● Exercise:
The response should hold each line from the entries below where "wynik" is found.

(Entries from a dataset of interfaces)
*** Block opens ***

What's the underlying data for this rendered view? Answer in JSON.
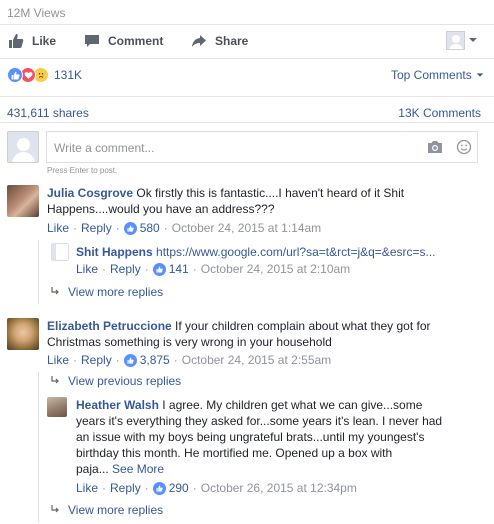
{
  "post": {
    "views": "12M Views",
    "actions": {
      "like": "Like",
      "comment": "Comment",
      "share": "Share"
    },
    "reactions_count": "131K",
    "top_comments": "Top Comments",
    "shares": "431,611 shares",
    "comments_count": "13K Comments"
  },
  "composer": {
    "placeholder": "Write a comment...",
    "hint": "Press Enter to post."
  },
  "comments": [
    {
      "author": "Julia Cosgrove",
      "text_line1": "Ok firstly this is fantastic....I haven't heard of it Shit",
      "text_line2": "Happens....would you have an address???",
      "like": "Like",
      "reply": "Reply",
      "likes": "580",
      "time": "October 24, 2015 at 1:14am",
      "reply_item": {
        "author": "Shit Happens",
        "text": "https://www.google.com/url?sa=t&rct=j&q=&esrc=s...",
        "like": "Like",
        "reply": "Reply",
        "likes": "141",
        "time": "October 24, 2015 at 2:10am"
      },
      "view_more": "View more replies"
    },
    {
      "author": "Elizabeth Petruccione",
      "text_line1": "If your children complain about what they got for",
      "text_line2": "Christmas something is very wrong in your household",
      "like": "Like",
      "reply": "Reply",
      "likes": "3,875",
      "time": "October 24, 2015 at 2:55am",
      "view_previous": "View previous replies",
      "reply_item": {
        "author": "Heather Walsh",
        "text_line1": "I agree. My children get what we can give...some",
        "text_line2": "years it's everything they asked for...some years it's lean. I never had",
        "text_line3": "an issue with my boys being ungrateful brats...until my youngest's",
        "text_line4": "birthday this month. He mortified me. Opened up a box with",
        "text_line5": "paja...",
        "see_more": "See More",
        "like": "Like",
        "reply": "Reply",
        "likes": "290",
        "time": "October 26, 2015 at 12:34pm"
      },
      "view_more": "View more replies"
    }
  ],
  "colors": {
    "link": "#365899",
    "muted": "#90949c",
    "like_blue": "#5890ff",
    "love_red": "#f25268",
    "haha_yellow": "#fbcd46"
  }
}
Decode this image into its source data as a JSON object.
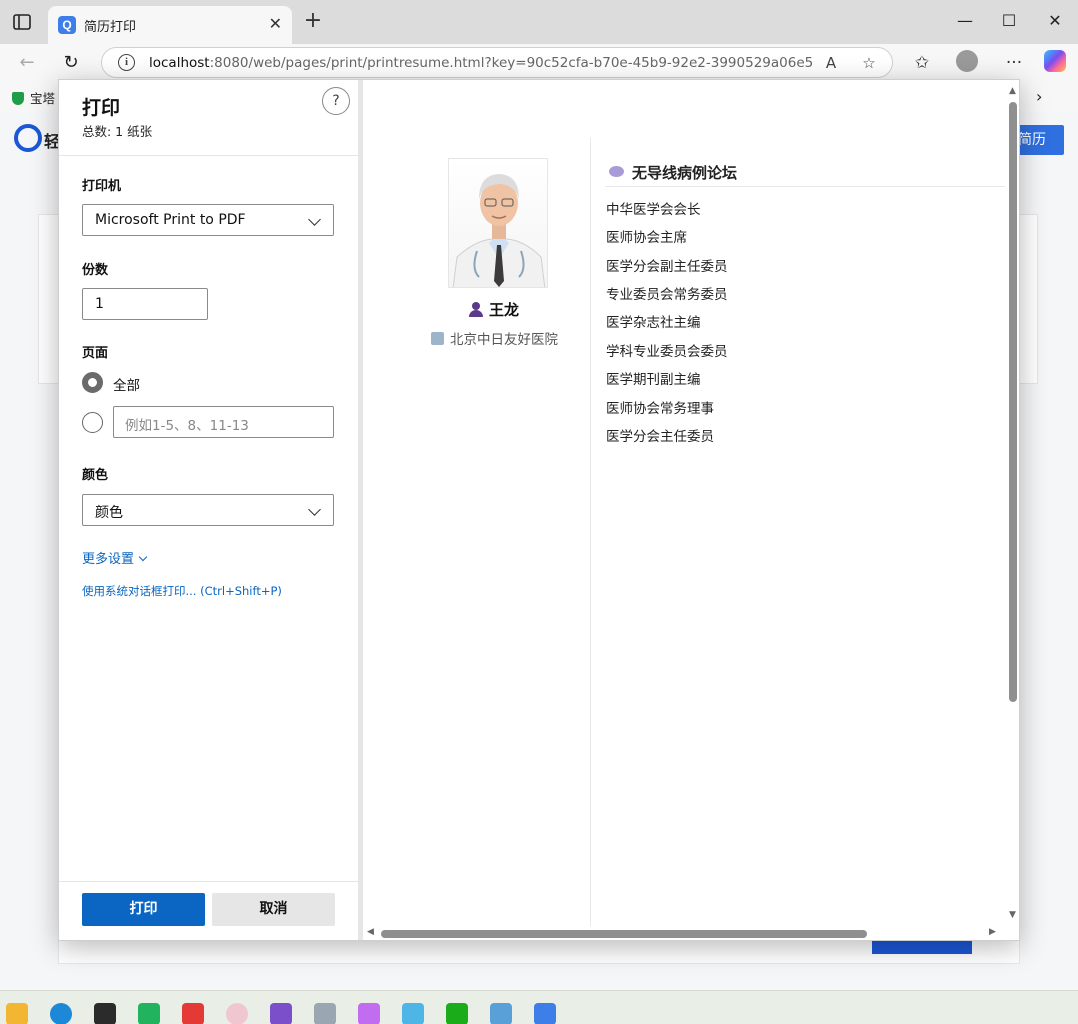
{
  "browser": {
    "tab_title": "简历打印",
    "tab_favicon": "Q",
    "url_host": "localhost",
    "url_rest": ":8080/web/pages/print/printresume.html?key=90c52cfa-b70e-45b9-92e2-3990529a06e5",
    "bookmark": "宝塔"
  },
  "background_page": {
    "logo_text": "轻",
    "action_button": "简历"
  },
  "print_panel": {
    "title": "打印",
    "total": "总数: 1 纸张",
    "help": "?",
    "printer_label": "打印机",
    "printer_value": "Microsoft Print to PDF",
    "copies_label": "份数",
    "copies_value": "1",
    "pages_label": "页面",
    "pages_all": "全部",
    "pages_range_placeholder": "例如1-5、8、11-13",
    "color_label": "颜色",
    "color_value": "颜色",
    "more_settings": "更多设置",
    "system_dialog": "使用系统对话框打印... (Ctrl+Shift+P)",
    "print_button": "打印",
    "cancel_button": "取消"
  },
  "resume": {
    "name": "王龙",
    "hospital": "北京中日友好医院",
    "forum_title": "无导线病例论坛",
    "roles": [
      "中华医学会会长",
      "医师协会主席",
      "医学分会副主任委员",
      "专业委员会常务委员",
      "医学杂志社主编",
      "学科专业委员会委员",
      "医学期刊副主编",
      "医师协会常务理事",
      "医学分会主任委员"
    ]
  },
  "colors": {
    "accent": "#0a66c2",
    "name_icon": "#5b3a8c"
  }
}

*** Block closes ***
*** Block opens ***

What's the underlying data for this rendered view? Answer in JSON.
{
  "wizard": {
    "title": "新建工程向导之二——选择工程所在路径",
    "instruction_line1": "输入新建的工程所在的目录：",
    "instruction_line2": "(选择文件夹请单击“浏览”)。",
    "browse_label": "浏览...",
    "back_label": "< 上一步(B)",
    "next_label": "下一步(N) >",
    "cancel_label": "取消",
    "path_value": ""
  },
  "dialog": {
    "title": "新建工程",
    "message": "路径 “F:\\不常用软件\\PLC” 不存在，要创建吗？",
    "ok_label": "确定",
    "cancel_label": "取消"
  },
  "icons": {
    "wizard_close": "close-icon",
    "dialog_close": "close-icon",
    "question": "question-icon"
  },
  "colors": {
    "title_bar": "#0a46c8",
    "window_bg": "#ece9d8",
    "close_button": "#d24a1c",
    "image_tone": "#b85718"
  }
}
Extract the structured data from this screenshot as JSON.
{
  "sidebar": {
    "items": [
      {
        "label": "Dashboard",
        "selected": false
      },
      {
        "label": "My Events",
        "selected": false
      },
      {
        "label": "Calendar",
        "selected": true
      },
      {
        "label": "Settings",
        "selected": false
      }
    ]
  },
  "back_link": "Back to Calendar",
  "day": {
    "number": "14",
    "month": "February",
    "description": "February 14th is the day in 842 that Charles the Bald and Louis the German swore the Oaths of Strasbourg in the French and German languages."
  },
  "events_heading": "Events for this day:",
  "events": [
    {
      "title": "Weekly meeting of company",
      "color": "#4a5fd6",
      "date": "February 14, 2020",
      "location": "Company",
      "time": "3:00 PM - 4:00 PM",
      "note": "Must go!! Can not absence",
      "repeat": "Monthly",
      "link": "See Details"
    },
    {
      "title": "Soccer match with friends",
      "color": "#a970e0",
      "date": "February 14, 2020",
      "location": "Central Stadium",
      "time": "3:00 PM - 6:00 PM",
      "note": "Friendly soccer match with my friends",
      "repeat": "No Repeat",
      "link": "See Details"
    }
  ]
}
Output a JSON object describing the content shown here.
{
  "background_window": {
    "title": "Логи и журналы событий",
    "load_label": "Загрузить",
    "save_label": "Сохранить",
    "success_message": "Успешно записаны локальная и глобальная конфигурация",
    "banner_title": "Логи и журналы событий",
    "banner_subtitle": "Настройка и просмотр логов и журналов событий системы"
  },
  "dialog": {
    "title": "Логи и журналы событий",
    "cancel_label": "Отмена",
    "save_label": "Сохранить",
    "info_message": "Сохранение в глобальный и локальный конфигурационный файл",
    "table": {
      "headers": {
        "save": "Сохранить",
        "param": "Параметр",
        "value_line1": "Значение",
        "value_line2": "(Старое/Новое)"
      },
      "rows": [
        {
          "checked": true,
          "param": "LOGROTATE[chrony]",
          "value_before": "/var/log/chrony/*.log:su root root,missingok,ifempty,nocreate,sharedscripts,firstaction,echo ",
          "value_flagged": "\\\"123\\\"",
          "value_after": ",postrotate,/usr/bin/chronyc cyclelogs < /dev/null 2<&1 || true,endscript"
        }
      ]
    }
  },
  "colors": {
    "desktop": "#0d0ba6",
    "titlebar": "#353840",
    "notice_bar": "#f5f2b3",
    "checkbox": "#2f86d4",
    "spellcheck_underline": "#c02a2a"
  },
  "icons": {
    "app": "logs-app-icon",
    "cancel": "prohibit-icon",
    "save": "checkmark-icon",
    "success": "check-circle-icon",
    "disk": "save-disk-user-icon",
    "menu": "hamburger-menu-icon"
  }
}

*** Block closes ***
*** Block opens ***

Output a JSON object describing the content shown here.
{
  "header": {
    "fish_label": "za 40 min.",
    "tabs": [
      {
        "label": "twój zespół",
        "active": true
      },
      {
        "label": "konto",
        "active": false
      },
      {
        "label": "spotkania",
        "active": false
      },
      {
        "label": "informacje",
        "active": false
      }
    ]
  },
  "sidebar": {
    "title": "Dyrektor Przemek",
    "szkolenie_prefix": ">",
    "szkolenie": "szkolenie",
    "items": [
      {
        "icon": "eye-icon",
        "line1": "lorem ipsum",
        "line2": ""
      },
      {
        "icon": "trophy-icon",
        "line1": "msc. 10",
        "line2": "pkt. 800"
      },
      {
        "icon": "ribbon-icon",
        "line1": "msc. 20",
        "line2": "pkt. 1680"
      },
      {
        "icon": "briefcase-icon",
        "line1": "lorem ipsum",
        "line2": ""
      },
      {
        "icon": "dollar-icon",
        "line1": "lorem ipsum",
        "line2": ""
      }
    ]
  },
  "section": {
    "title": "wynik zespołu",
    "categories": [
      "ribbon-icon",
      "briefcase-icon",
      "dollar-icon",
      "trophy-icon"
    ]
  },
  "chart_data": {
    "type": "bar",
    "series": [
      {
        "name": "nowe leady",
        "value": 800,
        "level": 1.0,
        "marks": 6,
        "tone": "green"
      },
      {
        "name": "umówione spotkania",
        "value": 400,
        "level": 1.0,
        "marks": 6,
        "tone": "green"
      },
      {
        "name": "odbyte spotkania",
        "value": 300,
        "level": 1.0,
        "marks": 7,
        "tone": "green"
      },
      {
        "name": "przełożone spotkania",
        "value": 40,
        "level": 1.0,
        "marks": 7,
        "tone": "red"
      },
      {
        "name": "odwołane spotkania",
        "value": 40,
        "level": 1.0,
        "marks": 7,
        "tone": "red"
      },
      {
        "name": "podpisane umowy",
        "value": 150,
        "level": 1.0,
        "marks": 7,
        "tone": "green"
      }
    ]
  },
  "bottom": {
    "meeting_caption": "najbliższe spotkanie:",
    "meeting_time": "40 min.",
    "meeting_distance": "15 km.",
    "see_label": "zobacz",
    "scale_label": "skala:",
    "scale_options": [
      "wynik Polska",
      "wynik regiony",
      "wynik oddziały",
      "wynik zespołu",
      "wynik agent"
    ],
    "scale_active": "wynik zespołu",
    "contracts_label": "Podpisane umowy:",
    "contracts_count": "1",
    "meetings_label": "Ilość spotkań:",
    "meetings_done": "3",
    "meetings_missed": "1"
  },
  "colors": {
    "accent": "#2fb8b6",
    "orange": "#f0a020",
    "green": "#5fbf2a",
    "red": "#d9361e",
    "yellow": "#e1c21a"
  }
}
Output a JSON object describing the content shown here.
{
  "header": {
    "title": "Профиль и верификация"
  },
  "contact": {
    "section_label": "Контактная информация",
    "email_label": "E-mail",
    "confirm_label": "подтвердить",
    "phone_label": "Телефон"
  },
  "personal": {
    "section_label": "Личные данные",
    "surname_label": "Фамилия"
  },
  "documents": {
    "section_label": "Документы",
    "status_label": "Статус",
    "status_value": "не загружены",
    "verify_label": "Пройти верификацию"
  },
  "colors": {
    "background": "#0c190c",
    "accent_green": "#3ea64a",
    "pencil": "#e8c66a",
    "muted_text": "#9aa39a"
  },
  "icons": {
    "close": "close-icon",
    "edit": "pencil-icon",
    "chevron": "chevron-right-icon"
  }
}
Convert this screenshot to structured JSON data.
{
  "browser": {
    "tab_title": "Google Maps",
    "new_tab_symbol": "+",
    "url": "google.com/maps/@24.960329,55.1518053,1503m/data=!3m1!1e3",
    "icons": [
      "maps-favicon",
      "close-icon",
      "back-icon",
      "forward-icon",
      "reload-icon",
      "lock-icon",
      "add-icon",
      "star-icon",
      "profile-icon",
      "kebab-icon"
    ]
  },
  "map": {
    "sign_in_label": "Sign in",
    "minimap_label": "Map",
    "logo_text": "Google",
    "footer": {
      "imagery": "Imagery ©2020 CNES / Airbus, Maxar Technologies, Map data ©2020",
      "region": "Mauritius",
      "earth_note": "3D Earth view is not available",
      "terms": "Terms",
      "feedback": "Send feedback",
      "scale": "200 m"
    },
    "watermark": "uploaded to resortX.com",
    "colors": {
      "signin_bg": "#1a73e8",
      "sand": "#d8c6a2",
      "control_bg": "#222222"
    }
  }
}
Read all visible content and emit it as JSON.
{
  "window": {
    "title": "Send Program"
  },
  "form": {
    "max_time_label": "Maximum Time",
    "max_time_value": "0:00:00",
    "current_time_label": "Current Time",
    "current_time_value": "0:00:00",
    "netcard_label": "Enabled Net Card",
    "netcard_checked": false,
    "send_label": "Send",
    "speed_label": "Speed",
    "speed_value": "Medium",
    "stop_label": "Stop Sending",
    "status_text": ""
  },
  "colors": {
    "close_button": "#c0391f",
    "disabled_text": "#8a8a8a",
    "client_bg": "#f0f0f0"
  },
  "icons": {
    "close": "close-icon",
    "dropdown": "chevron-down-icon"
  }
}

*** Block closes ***

● Solved exercise:
    "title": "wynik zespołu",
      "wynik Polska",
      "wynik regiony",
      "wynik oddziały",
      "wynik zespołu",
      "wynik agent"
    "scale_active": "wynik zespołu",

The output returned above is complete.